[Try it]
Taking the records line by line, how many lines contain the word "остатках"? Answer with the number only.

[Provided data]
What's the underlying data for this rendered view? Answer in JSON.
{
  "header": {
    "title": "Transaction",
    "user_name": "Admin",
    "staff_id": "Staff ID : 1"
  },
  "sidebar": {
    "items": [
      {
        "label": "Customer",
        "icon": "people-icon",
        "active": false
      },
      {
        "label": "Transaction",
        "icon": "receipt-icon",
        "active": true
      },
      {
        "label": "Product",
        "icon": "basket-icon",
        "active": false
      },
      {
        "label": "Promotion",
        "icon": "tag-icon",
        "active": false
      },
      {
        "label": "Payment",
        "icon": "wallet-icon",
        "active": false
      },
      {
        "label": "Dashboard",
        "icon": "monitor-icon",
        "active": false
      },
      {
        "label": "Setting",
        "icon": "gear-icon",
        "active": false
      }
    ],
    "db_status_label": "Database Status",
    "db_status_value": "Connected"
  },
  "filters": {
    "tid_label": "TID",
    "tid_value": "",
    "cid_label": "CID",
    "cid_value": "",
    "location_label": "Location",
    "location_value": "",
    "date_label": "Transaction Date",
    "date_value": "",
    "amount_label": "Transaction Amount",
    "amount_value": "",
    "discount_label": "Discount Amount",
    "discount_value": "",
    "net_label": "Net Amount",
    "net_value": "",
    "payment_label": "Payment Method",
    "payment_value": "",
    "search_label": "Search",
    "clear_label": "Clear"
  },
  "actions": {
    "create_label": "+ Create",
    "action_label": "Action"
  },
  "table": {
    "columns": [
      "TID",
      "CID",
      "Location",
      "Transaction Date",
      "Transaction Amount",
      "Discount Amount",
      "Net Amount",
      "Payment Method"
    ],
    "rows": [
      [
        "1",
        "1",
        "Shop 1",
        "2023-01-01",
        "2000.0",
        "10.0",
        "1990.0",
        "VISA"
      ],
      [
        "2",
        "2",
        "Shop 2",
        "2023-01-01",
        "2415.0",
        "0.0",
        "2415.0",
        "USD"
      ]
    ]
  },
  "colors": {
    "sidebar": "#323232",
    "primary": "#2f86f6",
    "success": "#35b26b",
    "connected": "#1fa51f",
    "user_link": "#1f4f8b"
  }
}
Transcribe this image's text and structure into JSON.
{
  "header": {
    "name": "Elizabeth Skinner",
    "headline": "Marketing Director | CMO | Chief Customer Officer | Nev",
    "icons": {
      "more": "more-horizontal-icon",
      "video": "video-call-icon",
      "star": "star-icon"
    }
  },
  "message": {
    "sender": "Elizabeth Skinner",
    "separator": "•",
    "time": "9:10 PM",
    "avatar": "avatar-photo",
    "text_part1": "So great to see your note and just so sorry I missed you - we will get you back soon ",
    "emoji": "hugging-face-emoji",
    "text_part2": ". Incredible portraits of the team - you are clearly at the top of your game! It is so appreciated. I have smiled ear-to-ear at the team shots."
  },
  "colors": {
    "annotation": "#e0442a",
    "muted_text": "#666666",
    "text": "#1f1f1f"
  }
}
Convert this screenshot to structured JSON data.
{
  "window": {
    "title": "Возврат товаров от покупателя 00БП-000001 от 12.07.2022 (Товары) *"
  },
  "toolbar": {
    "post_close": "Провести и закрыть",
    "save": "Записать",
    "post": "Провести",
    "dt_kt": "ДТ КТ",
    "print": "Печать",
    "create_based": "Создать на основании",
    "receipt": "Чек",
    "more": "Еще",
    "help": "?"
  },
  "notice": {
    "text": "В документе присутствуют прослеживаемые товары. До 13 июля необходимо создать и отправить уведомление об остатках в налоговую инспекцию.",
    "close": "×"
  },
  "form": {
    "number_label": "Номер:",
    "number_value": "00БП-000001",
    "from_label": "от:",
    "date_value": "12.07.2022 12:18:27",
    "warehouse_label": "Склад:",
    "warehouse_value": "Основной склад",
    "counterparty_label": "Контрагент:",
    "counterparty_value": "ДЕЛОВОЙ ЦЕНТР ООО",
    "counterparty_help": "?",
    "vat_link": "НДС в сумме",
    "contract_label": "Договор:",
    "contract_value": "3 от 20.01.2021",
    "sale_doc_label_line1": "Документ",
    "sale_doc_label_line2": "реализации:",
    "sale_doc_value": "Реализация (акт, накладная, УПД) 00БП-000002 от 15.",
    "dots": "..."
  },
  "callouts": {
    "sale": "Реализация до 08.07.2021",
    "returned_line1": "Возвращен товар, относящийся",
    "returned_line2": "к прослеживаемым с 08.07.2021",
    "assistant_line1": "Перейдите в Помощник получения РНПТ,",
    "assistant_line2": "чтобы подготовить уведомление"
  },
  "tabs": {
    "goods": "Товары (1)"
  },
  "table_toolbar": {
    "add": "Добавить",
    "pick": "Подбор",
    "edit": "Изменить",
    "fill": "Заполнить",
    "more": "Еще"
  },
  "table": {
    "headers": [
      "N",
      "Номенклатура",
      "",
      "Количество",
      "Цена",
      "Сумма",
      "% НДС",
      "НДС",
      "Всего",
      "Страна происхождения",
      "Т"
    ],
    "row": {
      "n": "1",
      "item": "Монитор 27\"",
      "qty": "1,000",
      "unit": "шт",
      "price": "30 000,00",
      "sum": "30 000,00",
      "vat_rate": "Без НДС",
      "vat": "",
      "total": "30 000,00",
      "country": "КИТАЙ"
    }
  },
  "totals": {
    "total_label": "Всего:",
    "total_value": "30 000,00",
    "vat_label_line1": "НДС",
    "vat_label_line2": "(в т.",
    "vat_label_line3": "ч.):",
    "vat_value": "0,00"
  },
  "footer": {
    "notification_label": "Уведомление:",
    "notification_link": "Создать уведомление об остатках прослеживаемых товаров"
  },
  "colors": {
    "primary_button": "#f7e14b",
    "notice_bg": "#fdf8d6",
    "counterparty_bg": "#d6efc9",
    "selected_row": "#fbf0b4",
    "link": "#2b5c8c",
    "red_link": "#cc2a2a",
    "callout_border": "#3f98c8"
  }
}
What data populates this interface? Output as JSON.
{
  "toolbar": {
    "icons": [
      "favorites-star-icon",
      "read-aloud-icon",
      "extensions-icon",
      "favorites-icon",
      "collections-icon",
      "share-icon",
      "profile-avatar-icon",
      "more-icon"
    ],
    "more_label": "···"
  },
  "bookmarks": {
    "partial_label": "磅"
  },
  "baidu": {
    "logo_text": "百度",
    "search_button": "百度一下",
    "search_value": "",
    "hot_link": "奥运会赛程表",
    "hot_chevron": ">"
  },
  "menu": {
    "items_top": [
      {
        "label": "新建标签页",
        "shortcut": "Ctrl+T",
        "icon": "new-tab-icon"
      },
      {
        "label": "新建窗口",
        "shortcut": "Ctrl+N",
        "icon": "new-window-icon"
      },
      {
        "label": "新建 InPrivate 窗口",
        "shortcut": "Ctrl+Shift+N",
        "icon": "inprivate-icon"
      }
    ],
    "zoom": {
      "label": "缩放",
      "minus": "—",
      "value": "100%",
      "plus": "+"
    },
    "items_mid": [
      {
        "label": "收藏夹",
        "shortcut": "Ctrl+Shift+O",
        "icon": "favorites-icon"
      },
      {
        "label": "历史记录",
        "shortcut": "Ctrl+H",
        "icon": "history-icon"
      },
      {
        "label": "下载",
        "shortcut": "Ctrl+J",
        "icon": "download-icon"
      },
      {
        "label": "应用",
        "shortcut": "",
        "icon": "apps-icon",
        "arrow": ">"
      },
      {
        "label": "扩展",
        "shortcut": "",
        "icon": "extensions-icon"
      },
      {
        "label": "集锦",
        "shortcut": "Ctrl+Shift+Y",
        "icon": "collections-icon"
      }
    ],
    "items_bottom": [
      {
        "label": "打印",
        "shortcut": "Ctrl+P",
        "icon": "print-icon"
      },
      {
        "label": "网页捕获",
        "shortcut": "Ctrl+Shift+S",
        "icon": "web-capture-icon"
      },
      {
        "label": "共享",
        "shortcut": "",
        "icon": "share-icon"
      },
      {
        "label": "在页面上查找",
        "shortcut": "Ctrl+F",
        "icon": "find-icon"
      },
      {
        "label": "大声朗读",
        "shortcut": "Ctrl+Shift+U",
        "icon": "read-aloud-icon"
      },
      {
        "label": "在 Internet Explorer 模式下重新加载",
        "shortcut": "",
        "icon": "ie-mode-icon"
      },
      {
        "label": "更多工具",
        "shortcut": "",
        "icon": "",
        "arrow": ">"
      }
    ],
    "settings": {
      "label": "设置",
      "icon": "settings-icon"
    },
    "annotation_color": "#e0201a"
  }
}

[Task result]
2